Ross McKenzie, of Invercargill, asks :-
Why are planets round?
Duncan Steel, a space researcher and author based in Nelson, responded.
In December 1991 the top fell off Mount Cook, reducing its height by ten metres. The Earth became more round, one might say. On the other hand, the Southern Alps seem to be rising by five to seven millimetres per year. A variety of natural agencies including earthquakes, volcanoes, and erosion by wind and rain, are all causing Earth's shape to alter: mostly slowly, but sometimes suddenly and perhaps calamitously.
Overall, large bodies such as the planets, the Sun and the stars are held together by gravity and tend to adopt the lowest-energy state possible. Water runs downhill, and stones and pebbles tumble or slide down!
In the case of a rocky planet like Earth (or Mercury, Venus and Mars) the physical strength of the materials of which it is made give it a crinkly edge in the form of mountains and canyons.
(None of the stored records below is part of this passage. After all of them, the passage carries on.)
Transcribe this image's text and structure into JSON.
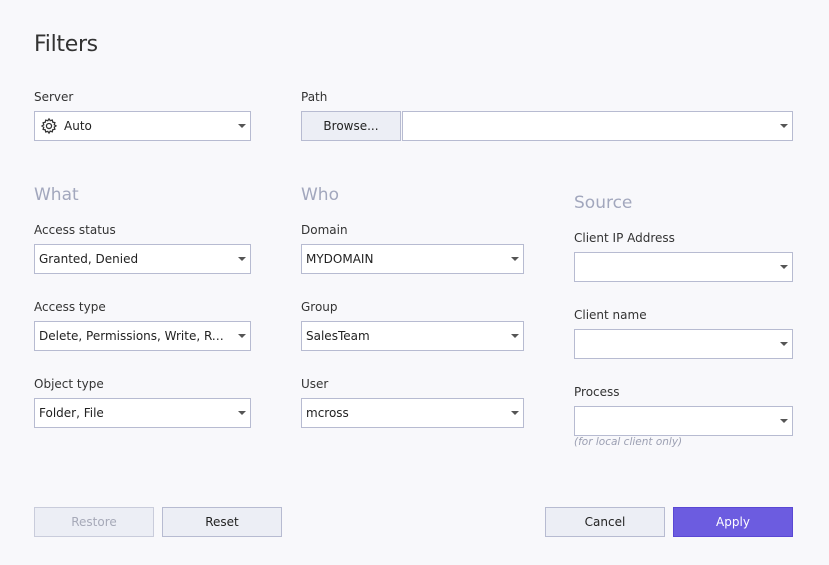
{
  "dialog": {
    "title": "Filters"
  },
  "server": {
    "label": "Server",
    "value": "Auto",
    "icon": "gear-icon"
  },
  "path": {
    "label": "Path",
    "browse_label": "Browse...",
    "value": ""
  },
  "what": {
    "heading": "What",
    "access_status": {
      "label": "Access status",
      "value": "Granted, Denied"
    },
    "access_type": {
      "label": "Access type",
      "value": "Delete, Permissions, Write, Rea..."
    },
    "object_type": {
      "label": "Object type",
      "value": "Folder, File"
    }
  },
  "who": {
    "heading": "Who",
    "domain": {
      "label": "Domain",
      "value": "MYDOMAIN"
    },
    "group": {
      "label": "Group",
      "value": "SalesTeam"
    },
    "user": {
      "label": "User",
      "value": "mcross"
    }
  },
  "source": {
    "heading": "Source",
    "client_ip": {
      "label": "Client IP Address",
      "value": ""
    },
    "client_name": {
      "label": "Client name",
      "value": ""
    },
    "process": {
      "label": "Process",
      "value": "",
      "hint": "(for local client only)"
    }
  },
  "buttons": {
    "restore": "Restore",
    "reset": "Reset",
    "cancel": "Cancel",
    "apply": "Apply"
  },
  "colors": {
    "accent": "#6c5ce0",
    "section_heading": "#a2a7bd",
    "border": "#b7bbd1",
    "background": "#f8f8fb"
  }
}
If the outermost layers of a large body are made of a fluid, however, it will be more rounded. That's obviously the case with the Sun, and the giant planets Jupiter, Saturn, Uranus and Neptune.
It is Earth's dynamic geology, powered largely by heat released through radioactive decay of atoms such as uranium far below the surface, that raise up the mountains, continents and volcanoes, and making life like us possible.
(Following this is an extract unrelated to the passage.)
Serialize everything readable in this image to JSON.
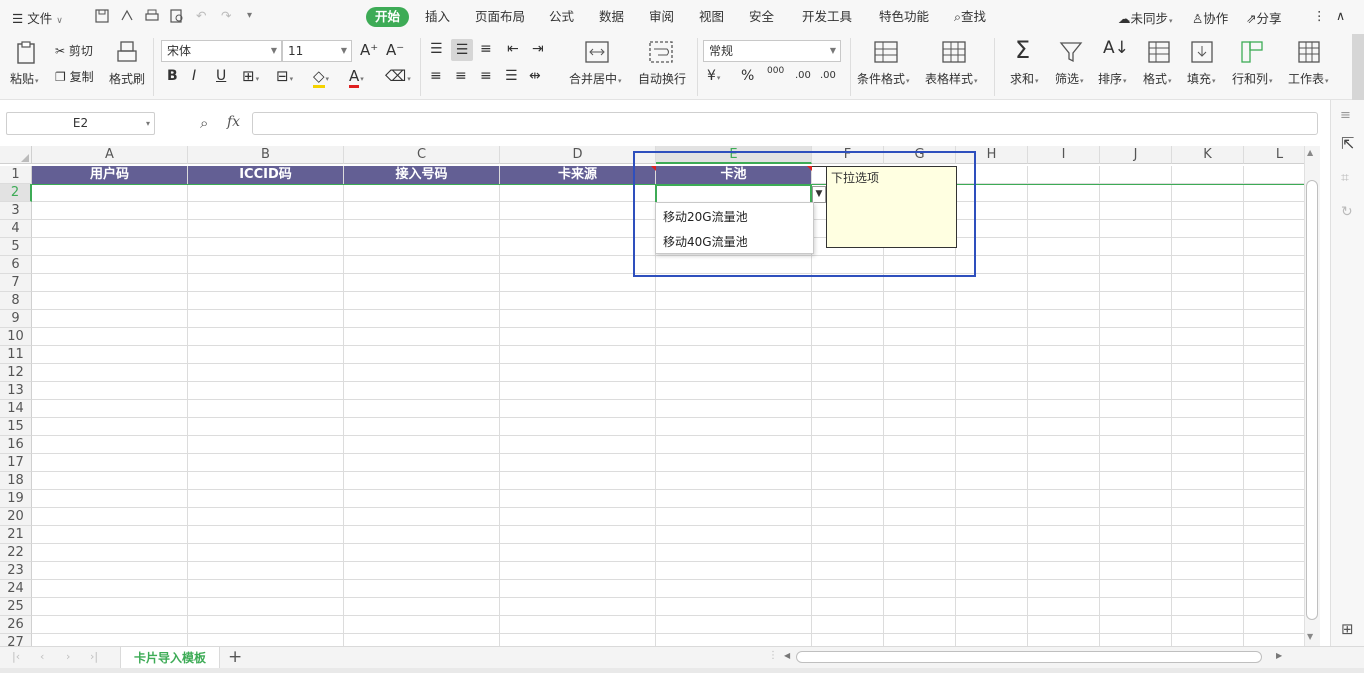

If Earth did not spin on its axis then it would be closer to spherical. A point on the equator rotates around the centre at almost half a kilometre per second (almost 1,700 kph). This causes a bulge: the equatorial radius is 21 km greater than the polar radius.
In consequence, the point on Earth's surface farthest from the centre is not the top of Mount Everest (8.848 km above sea level), but the peak of Chimborazo, an inactive volcano in Ecuador (i.e. nearer to the equator).
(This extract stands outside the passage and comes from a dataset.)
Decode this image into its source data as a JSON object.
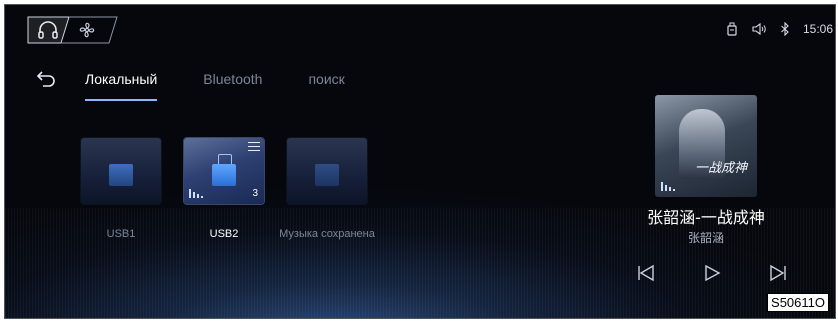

There are millions of minor planets (synonym asteroids) in the solar system. Dependent on their size and composition (mainly rock and metal), these may be near-spherical in shape, or very irregular.
Asteroids larger than about 500 km in size tend to be well-rounded, because their self-gravity is stronger than the mechanical strength of the materials of which they are made: their gravity rounds them off.
Some smaller asteroids are shaped like gnarled bananas, wonky peanuts, or pimpled potatoes. One of the most peculiar is named Kleopatra: it looks like a dog's bone 200km long. It is too small to make it spherical.